[Saved data entries]
Start of Block
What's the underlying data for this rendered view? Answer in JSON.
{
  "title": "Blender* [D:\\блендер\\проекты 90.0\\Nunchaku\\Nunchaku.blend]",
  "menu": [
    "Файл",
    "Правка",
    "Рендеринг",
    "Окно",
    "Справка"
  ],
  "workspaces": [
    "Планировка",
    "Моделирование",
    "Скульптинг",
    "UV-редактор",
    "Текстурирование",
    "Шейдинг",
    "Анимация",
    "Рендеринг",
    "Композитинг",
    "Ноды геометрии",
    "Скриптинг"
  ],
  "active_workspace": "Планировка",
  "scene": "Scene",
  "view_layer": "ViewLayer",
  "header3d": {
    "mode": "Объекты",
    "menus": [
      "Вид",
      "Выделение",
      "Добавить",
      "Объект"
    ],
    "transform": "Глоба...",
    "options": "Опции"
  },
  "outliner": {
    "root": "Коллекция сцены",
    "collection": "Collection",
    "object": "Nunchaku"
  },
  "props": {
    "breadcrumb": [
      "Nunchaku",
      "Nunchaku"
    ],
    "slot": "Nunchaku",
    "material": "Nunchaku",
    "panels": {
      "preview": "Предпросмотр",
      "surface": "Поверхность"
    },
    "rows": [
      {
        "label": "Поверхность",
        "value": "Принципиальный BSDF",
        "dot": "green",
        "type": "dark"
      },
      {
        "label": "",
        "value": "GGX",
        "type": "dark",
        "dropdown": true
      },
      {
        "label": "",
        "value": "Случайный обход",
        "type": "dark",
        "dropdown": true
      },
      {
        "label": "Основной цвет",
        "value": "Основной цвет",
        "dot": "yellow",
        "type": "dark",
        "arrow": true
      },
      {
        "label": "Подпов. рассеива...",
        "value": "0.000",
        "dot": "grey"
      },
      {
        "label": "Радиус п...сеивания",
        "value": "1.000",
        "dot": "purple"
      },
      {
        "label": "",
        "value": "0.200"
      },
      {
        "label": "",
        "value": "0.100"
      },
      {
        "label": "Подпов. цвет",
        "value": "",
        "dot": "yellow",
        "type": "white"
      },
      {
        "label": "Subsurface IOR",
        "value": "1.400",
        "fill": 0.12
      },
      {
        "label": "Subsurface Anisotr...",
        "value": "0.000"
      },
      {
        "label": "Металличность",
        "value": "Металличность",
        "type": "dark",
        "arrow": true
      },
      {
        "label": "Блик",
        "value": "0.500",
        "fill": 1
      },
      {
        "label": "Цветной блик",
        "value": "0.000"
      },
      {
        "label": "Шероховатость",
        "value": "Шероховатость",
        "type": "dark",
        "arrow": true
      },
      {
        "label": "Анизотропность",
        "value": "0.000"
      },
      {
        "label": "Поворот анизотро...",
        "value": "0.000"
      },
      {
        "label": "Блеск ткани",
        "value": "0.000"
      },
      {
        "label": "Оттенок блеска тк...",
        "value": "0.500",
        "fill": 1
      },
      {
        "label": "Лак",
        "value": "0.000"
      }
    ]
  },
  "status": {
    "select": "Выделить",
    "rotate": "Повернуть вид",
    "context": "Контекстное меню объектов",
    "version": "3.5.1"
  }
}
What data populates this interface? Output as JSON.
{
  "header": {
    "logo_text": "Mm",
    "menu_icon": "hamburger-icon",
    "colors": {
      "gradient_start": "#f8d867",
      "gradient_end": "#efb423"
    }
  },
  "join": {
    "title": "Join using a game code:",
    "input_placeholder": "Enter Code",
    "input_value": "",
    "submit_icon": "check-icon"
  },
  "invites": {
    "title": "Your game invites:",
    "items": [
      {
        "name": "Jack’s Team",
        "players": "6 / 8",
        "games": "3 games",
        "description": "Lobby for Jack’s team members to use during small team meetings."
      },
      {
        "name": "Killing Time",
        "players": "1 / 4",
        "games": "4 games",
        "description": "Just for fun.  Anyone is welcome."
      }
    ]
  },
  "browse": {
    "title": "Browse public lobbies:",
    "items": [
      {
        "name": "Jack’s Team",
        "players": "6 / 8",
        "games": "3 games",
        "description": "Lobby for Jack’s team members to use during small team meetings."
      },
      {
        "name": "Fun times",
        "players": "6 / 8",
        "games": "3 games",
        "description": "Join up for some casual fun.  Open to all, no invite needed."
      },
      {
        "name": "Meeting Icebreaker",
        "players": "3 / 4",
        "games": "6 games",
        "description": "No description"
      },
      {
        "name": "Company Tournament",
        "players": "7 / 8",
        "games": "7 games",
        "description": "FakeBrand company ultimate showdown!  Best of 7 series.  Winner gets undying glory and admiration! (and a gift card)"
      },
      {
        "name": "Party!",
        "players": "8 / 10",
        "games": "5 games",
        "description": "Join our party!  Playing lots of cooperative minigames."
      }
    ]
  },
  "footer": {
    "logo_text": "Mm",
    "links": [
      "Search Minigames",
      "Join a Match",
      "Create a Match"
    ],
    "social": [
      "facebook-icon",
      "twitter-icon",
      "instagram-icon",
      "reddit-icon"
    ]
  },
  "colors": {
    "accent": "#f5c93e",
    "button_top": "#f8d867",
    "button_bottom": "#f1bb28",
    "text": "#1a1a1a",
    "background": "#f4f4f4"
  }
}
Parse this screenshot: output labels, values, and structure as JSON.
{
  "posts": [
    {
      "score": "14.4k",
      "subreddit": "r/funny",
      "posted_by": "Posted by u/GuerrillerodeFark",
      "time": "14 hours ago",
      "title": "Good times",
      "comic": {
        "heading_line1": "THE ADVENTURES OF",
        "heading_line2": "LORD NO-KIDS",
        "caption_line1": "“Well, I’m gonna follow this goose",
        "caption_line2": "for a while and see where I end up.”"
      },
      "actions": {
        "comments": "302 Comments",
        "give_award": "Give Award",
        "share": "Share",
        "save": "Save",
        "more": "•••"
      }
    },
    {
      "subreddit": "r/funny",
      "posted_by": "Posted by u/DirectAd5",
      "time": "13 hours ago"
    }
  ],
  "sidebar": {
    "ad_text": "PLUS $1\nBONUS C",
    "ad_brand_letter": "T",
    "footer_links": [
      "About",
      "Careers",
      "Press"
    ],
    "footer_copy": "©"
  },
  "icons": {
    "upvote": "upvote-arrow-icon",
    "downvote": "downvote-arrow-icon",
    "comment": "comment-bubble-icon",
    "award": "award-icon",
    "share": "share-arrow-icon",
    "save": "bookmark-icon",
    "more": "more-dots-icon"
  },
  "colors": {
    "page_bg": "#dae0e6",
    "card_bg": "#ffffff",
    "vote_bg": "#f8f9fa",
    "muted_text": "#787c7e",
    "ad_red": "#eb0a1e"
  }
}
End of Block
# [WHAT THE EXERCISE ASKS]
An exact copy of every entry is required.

# [EXPECTED ANSWER]
What's the underlying data for this rendered view? Answer in JSON.
{
  "title": "Blender* [D:\\блендер\\проекты 90.0\\Nunchaku\\Nunchaku.blend]",
  "menu": [
    "Файл",
    "Правка",
    "Рендеринг",
    "Окно",
    "Справка"
  ],
  "workspaces": [
    "Планировка",
    "Моделирование",
    "Скульптинг",
    "UV-редактор",
    "Текстурирование",
    "Шейдинг",
    "Анимация",
    "Рендеринг",
    "Композитинг",
    "Ноды геометрии",
    "Скриптинг"
  ],
  "active_workspace": "Планировка",
  "scene": "Scene",
  "view_layer": "ViewLayer",
  "header3d": {
    "mode": "Объекты",
    "menus": [
      "Вид",
      "Выделение",
      "Добавить",
      "Объект"
    ],
    "transform": "Глоба...",
    "options": "Опции"
  },
  "outliner": {
    "root": "Коллекция сцены",
    "collection": "Collection",
    "object": "Nunchaku"
  },
  "props": {
    "breadcrumb": [
      "Nunchaku",
      "Nunchaku"
    ],
    "slot": "Nunchaku",
    "material": "Nunchaku",
    "panels": {
      "preview": "Предпросмотр",
      "surface": "Поверхность"
    },
    "rows": [
      {
        "label": "Поверхность",
        "value": "Принципиальный BSDF",
        "dot": "green",
        "type": "dark"
      },
      {
        "label": "",
        "value": "GGX",
        "type": "dark",
        "dropdown": true
      },
      {
        "label": "",
        "value": "Случайный обход",
        "type": "dark",
        "dropdown": true
      },
      {
        "label": "Основной цвет",
        "value": "Основной цвет",
        "dot": "yellow",
        "type": "dark",
        "arrow": true
      },
      {
        "label": "Подпов. рассеива...",
        "value": "0.000",
        "dot": "grey"
      },
      {
        "label": "Радиус п...сеивания",
        "value": "1.000",
        "dot": "purple"
      },
      {
        "label": "",
        "value": "0.200"
      },
      {
        "label": "",
        "value": "0.100"
      },
      {
        "label": "Подпов. цвет",
        "value": "",
        "dot": "yellow",
        "type": "white"
      },
      {
        "label": "Subsurface IOR",
        "value": "1.400",
        "fill": 0.12
      },
      {
        "label": "Subsurface Anisotr...",
        "value": "0.000"
      },
      {
        "label": "Металличность",
        "value": "Металличность",
        "type": "dark",
        "arrow": true
      },
      {
        "label": "Блик",
        "value": "0.500",
        "fill": 1
      },
      {
        "label": "Цветной блик",
        "value": "0.000"
      },
      {
        "label": "Шероховатость",
        "value": "Шероховатость",
        "type": "dark",
        "arrow": true
      },
      {
        "label": "Анизотропность",
        "value": "0.000"
      },
      {
        "label": "Поворот анизотро...",
        "value": "0.000"
      },
      {
        "label": "Блеск ткани",
        "value": "0.000"
      },
      {
        "label": "Оттенок блеска тк...",
        "value": "0.500",
        "fill": 1
      },
      {
        "label": "Лак",
        "value": "0.000"
      }
    ]
  },
  "status": {
    "select": "Выделить",
    "rotate": "Повернуть вид",
    "context": "Контекстное меню объектов",
    "version": "3.5.1"
  }
}
What data populates this interface? Output as JSON.
{
  "header": {
    "logo_text": "Mm",
    "menu_icon": "hamburger-icon",
    "colors": {
      "gradient_start": "#f8d867",
      "gradient_end": "#efb423"
    }
  },
  "join": {
    "title": "Join using a game code:",
    "input_placeholder": "Enter Code",
    "input_value": "",
    "submit_icon": "check-icon"
  },
  "invites": {
    "title": "Your game invites:",
    "items": [
      {
        "name": "Jack’s Team",
        "players": "6 / 8",
        "games": "3 games",
        "description": "Lobby for Jack’s team members to use during small team meetings."
      },
      {
        "name": "Killing Time",
        "players": "1 / 4",
        "games": "4 games",
        "description": "Just for fun.  Anyone is welcome."
      }
    ]
  },
  "browse": {
    "title": "Browse public lobbies:",
    "items": [
      {
        "name": "Jack’s Team",
        "players": "6 / 8",
        "games": "3 games",
        "description": "Lobby for Jack’s team members to use during small team meetings."
      },
      {
        "name": "Fun times",
        "players": "6 / 8",
        "games": "3 games",
        "description": "Join up for some casual fun.  Open to all, no invite needed."
      },
      {
        "name": "Meeting Icebreaker",
        "players": "3 / 4",
        "games": "6 games",
        "description": "No description"
      },
      {
        "name": "Company Tournament",
        "players": "7 / 8",
        "games": "7 games",
        "description": "FakeBrand company ultimate showdown!  Best of 7 series.  Winner gets undying glory and admiration! (and a gift card)"
      },
      {
        "name": "Party!",
        "players": "8 / 10",
        "games": "5 games",
        "description": "Join our party!  Playing lots of cooperative minigames."
      }
    ]
  },
  "footer": {
    "logo_text": "Mm",
    "links": [
      "Search Minigames",
      "Join a Match",
      "Create a Match"
    ],
    "social": [
      "facebook-icon",
      "twitter-icon",
      "instagram-icon",
      "reddit-icon"
    ]
  },
  "colors": {
    "accent": "#f5c93e",
    "button_top": "#f8d867",
    "button_bottom": "#f1bb28",
    "text": "#1a1a1a",
    "background": "#f4f4f4"
  }
}
Parse this screenshot: output labels, values, and structure as JSON.
{
  "posts": [
    {
      "score": "14.4k",
      "subreddit": "r/funny",
      "posted_by": "Posted by u/GuerrillerodeFark",
      "time": "14 hours ago",
      "title": "Good times",
      "comic": {
        "heading_line1": "THE ADVENTURES OF",
        "heading_line2": "LORD NO-KIDS",
        "caption_line1": "“Well, I’m gonna follow this goose",
        "caption_line2": "for a while and see where I end up.”"
      },
      "actions": {
        "comments": "302 Comments",
        "give_award": "Give Award",
        "share": "Share",
        "save": "Save",
        "more": "•••"
      }
    },
    {
      "subreddit": "r/funny",
      "posted_by": "Posted by u/DirectAd5",
      "time": "13 hours ago"
    }
  ],
  "sidebar": {
    "ad_text": "PLUS $1\nBONUS C",
    "ad_brand_letter": "T",
    "footer_links": [
      "About",
      "Careers",
      "Press"
    ],
    "footer_copy": "©"
  },
  "icons": {
    "upvote": "upvote-arrow-icon",
    "downvote": "downvote-arrow-icon",
    "comment": "comment-bubble-icon",
    "award": "award-icon",
    "share": "share-arrow-icon",
    "save": "bookmark-icon",
    "more": "more-dots-icon"
  },
  "colors": {
    "page_bg": "#dae0e6",
    "card_bg": "#ffffff",
    "vote_bg": "#f8f9fa",
    "muted_text": "#787c7e",
    "ad_red": "#eb0a1e"
  }
}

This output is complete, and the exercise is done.